Nothing in the records may change when you print them out again.

============

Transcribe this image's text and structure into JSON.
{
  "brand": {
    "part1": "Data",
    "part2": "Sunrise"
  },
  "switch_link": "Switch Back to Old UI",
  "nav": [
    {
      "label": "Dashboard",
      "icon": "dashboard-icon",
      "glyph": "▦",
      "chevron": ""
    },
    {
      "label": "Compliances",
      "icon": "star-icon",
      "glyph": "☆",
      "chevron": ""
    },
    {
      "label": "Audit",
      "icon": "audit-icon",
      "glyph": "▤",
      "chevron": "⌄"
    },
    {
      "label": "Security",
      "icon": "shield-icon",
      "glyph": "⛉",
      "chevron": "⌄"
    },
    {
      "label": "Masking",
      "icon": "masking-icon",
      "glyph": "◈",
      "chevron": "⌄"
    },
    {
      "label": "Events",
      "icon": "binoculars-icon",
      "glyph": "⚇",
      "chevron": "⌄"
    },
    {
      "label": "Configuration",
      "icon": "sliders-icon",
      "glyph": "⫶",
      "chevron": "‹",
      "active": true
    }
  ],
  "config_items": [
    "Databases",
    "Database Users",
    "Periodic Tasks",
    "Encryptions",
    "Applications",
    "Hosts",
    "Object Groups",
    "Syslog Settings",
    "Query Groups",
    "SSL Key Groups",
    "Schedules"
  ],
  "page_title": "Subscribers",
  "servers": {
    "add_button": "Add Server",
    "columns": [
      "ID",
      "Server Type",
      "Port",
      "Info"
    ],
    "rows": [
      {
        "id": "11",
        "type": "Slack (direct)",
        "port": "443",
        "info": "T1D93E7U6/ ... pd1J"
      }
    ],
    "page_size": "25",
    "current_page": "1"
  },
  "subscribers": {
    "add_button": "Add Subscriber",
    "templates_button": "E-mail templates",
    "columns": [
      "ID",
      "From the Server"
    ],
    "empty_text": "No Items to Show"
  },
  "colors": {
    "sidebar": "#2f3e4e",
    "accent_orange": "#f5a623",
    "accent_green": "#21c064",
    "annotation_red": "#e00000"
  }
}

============

# EXERCISE ANSWER
Transcribe this image's text and structure into JSON.
{
  "brand": {
    "part1": "Data",
    "part2": "Sunrise"
  },
  "switch_link": "Switch Back to Old UI",
  "nav": [
    {
      "label": "Dashboard",
      "icon": "dashboard-icon",
      "glyph": "▦",
      "chevron": ""
    },
    {
      "label": "Compliances",
      "icon": "star-icon",
      "glyph": "☆",
      "chevron": ""
    },
    {
      "label": "Audit",
      "icon": "audit-icon",
      "glyph": "▤",
      "chevron": "⌄"
    },
    {
      "label": "Security",
      "icon": "shield-icon",
      "glyph": "⛉",
      "chevron": "⌄"
    },
    {
      "label": "Masking",
      "icon": "masking-icon",
      "glyph": "◈",
      "chevron": "⌄"
    },
    {
      "label": "Events",
      "icon": "binoculars-icon",
      "glyph": "⚇",
      "chevron": "⌄"
    },
    {
      "label": "Configuration",
      "icon": "sliders-icon",
      "glyph": "⫶",
      "chevron": "‹",
      "active": true
    }
  ],
  "config_items": [
    "Databases",
    "Database Users",
    "Periodic Tasks",
    "Encryptions",
    "Applications",
    "Hosts",
    "Object Groups",
    "Syslog Settings",
    "Query Groups",
    "SSL Key Groups",
    "Schedules"
  ],
  "page_title": "Subscribers",
  "servers": {
    "add_button": "Add Server",
    "columns": [
      "ID",
      "Server Type",
      "Port",
      "Info"
    ],
    "rows": [
      {
        "id": "11",
        "type": "Slack (direct)",
        "port": "443",
        "info": "T1D93E7U6/ ... pd1J"
      }
    ],
    "page_size": "25",
    "current_page": "1"
  },
  "subscribers": {
    "add_button": "Add Subscriber",
    "templates_button": "E-mail templates",
    "columns": [
      "ID",
      "From the Server"
    ],
    "empty_text": "No Items to Show"
  },
  "colors": {
    "sidebar": "#2f3e4e",
    "accent_orange": "#f5a623",
    "accent_green": "#21c064",
    "annotation_red": "#e00000"
  }
}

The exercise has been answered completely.